It’s rather simple to assess if you’ll receive an early assignment. Simply compare the dividend value to the option’s remaining time value (extrinsic value), which is calculated as the option current market price minus the intrinsic price. If the dividend value exceeds the time value, there’s a good probability you’ll be assigned before the ex-dividend date.
Do you want to ensure that you keep the dividend when you write a covered call? To do this, you must either but-to-close the in-the-money call before it expires or roll it out to a future expiry date when the time value is above the value of the current dividend being paid.
#5 – Close a Covered Call Early due to Earnings Volatility
Another incentive for closing a short call option ahead of the expiration date is to prevent the possible volatility of earnings announcements that normally occurs before the expiration date.
Holding a long stock position during an earnings announcement might expose you to a lot of downside risk unless you are a long-term investor in that specific company. Regardless of the analyst consensus data, there is always a lot of uncertainty and the possibility of negative surprises before an earnings report.
The company’s guidance for the following quarter and the rest of the current fiscal year is always subject to unpredictability. Often, the forecast, rather than the actual profits results, has a more direct influence on a stock’s price.
Typically, the uncertainty created by the forthcoming earnings event causes implied volatility to increase. As a result, the options premium level will be rather high heading into the report call. As a result, by closing early, you may be leaving quite a bit of money on the table.
Closing a covered call before the earnings announcement may result in low returns due to the option premium decay. If there is a big expected earnings report, the short call won’t lose much of its value until the uncertainty goes away after the event.
If you do well in the trade, it’s typically because the stock’s value increased, not because of time decay.

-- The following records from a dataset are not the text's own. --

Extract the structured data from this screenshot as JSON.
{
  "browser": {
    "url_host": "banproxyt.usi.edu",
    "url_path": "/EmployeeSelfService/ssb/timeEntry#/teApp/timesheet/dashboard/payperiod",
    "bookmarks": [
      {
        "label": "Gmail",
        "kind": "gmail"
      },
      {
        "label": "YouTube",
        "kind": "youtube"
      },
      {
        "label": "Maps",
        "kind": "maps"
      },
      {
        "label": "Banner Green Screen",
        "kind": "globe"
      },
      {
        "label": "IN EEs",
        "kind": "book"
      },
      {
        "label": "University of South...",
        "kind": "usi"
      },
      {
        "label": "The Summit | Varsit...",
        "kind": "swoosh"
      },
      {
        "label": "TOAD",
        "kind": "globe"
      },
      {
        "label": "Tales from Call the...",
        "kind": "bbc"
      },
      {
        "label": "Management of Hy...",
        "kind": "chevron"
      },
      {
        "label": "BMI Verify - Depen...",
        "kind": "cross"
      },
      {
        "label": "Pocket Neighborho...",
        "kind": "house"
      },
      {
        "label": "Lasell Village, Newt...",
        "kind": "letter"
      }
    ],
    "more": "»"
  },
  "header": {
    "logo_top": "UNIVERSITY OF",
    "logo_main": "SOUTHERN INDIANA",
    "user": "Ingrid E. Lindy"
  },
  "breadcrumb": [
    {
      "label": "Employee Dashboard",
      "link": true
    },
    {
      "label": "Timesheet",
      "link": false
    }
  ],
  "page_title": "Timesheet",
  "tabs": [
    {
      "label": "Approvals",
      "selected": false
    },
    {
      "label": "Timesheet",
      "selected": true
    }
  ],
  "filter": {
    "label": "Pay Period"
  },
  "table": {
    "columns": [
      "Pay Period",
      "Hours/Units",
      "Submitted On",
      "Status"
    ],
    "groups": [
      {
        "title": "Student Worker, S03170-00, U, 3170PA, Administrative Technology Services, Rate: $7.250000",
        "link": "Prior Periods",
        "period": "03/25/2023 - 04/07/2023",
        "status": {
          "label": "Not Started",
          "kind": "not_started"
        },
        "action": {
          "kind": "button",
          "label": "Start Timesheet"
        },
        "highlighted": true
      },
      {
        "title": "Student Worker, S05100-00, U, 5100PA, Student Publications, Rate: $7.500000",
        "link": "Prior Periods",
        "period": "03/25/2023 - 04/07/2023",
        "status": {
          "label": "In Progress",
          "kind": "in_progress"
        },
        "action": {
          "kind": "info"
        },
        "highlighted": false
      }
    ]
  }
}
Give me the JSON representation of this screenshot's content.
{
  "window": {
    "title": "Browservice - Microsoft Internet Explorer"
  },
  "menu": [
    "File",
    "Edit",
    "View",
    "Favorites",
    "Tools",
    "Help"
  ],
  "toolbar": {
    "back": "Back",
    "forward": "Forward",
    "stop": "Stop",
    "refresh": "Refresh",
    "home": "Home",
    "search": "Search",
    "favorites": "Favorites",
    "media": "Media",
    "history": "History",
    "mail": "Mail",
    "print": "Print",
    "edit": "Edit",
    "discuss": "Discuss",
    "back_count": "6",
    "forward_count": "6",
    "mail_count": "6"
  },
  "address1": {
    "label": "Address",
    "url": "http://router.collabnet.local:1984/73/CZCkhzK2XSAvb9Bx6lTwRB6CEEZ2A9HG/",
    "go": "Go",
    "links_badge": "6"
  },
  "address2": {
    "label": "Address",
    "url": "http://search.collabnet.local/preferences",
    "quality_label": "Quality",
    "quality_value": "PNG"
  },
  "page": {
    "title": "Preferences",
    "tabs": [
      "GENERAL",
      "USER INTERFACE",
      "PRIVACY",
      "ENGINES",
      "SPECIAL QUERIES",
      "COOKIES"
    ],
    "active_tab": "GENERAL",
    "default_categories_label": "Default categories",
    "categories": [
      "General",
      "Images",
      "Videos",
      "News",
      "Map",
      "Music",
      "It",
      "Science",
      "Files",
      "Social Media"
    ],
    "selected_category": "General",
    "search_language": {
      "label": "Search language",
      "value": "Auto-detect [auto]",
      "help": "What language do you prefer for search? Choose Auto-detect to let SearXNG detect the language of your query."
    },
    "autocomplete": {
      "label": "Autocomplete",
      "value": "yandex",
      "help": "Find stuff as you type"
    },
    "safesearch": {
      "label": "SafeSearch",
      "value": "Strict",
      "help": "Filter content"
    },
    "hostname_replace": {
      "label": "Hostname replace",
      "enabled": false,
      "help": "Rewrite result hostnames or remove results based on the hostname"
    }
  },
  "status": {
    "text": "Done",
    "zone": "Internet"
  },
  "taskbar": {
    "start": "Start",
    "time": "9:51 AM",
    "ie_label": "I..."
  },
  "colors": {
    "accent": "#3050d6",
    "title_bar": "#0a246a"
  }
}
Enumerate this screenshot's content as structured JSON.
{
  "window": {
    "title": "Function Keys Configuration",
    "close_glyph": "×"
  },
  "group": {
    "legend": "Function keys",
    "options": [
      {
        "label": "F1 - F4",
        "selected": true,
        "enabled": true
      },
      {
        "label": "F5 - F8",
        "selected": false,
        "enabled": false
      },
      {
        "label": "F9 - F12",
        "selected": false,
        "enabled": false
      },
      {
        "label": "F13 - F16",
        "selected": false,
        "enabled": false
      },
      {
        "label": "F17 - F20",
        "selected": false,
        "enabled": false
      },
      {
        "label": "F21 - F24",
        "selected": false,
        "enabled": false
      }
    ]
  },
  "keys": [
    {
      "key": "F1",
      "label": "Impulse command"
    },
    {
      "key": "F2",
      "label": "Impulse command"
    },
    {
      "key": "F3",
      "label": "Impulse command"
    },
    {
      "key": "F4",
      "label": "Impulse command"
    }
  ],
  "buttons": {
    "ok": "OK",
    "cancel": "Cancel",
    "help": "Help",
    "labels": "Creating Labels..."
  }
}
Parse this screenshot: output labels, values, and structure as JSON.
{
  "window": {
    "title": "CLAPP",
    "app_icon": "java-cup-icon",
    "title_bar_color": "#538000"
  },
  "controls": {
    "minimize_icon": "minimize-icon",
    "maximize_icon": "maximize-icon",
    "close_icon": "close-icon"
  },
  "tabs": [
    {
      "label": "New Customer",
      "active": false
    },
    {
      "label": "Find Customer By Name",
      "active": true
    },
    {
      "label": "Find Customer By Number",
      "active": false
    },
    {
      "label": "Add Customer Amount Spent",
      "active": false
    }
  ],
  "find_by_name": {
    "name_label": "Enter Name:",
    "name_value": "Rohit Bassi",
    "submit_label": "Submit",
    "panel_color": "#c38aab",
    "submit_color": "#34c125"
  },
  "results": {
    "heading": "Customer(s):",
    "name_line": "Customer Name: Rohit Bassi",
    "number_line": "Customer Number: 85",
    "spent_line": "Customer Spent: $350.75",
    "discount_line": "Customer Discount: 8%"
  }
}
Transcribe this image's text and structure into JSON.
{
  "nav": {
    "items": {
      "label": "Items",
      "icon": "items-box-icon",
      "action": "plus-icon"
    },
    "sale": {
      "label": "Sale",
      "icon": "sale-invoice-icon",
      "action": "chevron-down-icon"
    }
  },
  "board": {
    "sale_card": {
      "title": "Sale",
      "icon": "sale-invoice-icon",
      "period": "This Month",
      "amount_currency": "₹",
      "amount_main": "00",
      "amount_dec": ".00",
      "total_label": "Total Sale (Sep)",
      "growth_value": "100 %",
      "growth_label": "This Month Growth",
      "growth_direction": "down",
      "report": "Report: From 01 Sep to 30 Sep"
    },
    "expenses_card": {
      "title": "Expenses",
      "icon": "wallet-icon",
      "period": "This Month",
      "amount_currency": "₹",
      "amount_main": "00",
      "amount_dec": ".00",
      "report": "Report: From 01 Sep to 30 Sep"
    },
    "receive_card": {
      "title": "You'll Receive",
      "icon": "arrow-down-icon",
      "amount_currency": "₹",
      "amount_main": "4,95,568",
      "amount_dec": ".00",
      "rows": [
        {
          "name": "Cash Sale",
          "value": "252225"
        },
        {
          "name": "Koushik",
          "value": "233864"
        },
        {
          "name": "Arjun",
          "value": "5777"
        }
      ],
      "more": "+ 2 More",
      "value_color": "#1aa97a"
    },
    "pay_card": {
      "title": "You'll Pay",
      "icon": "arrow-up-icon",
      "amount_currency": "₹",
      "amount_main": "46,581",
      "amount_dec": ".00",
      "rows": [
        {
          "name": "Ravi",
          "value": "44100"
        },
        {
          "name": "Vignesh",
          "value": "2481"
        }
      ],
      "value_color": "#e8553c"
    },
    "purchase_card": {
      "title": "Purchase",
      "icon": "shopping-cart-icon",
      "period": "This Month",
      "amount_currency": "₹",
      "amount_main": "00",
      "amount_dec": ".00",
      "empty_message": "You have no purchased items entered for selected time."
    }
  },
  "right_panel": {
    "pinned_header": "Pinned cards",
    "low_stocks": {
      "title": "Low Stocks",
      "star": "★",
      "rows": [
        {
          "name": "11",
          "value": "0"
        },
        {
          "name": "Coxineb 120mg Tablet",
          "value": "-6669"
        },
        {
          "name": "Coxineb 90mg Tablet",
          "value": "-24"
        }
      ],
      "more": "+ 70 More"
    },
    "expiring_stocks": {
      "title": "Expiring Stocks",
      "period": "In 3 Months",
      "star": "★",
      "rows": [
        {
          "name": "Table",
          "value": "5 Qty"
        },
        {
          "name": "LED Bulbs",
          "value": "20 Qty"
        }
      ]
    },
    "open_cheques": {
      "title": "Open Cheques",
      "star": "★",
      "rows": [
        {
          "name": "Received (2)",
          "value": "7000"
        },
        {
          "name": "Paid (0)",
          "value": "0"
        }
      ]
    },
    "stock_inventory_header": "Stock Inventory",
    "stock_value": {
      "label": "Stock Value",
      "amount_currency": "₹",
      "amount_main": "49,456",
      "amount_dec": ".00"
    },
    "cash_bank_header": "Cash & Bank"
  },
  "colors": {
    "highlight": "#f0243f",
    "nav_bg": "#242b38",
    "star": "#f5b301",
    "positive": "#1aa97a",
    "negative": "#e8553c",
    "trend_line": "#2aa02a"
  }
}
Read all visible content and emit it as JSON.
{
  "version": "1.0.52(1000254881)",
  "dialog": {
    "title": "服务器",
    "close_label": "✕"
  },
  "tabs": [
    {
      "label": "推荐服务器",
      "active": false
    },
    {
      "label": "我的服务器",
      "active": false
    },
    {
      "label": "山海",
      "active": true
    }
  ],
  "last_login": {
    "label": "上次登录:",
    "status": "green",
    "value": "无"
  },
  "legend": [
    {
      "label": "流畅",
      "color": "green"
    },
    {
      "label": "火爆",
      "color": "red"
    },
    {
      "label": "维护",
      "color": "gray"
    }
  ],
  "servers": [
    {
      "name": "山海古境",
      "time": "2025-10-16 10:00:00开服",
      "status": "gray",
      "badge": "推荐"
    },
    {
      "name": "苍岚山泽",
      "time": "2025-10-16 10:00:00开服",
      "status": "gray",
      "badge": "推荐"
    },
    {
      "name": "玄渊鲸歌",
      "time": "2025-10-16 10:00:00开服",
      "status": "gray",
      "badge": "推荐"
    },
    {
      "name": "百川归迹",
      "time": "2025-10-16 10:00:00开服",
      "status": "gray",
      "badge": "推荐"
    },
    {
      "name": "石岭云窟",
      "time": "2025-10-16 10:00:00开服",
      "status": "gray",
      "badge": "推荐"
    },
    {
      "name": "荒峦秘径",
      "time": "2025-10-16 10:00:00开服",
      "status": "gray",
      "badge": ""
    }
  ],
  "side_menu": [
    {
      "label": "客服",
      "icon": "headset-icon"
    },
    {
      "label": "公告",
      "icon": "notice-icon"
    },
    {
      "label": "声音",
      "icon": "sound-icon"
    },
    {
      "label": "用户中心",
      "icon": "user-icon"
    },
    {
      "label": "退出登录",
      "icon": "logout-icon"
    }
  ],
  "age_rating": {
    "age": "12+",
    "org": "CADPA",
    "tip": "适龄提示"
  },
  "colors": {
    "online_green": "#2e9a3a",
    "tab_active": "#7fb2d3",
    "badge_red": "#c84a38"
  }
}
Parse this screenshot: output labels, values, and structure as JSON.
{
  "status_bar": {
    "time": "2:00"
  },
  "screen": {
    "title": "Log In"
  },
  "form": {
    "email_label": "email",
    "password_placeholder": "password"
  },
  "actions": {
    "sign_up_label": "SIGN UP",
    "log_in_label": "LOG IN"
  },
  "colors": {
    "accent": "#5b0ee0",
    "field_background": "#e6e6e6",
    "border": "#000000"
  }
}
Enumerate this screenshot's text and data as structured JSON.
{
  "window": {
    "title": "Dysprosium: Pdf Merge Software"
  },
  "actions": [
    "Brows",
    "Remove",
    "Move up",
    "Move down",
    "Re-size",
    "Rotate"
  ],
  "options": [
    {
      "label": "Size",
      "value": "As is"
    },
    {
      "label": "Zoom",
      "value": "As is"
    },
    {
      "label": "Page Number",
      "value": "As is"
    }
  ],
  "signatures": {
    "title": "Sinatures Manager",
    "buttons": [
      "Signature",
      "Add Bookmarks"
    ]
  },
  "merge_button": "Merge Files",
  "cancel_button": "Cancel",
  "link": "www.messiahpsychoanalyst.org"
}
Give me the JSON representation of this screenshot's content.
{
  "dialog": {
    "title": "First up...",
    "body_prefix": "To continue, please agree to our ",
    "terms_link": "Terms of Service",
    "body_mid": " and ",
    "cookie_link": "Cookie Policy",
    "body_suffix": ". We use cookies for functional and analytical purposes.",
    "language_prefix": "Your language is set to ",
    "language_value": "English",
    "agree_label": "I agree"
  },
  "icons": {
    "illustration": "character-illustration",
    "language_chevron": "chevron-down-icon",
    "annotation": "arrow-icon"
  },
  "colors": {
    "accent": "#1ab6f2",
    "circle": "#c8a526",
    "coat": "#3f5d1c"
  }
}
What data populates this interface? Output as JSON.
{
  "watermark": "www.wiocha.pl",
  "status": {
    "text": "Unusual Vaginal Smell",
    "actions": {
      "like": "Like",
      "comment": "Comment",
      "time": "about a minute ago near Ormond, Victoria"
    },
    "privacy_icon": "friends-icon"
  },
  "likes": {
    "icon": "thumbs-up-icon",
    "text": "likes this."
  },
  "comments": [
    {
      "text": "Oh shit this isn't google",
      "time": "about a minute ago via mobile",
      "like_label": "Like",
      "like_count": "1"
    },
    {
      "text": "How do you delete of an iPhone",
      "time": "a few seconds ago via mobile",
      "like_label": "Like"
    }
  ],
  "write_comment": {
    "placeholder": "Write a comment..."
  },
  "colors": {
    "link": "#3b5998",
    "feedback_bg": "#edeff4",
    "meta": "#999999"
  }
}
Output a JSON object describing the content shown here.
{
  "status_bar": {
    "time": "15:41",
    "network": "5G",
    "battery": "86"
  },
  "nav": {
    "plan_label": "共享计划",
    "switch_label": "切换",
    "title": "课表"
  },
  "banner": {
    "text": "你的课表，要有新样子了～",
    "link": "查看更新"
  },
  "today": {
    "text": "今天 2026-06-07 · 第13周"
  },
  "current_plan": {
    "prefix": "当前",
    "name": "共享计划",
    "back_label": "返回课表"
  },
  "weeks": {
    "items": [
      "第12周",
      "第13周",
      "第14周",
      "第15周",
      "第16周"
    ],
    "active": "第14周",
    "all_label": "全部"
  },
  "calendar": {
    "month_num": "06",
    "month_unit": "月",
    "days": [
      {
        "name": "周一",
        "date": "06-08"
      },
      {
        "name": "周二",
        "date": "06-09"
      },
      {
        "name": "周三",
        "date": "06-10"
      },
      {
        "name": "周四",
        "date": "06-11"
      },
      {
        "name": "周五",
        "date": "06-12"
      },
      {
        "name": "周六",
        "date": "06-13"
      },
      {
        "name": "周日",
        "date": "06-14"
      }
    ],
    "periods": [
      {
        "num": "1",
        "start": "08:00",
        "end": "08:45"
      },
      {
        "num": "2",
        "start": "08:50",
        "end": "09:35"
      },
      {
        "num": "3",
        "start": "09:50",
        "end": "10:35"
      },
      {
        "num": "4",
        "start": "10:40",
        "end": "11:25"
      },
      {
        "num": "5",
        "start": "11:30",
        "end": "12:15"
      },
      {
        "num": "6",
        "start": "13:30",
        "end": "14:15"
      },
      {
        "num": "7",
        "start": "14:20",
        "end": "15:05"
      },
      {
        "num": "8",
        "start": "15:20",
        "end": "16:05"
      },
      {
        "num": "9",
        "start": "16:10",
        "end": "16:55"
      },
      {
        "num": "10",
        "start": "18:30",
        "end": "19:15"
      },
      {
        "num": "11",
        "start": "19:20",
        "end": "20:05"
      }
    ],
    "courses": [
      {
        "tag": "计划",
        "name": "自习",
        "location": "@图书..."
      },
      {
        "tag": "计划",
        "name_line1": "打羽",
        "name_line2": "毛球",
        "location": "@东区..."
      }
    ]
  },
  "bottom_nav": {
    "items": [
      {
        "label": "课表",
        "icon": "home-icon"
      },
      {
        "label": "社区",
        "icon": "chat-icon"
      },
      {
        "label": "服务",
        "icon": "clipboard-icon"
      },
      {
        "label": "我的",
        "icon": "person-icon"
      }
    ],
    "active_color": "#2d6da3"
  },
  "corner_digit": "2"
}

Please keep in mind that I am not an investment advisor or tax advisor, and do not offer any type of financial advice. These articles are only for educational purposes. The options market may not be appropriate for novice investors and may expose their brokerage trading account to unlimited risk and loss of the entire amount of their investment. Options are financial products that may not be appropriate for your financial situation, investment objectives, and risk tolerance. Past performance of options trading strategies does not guarantee future outcomes.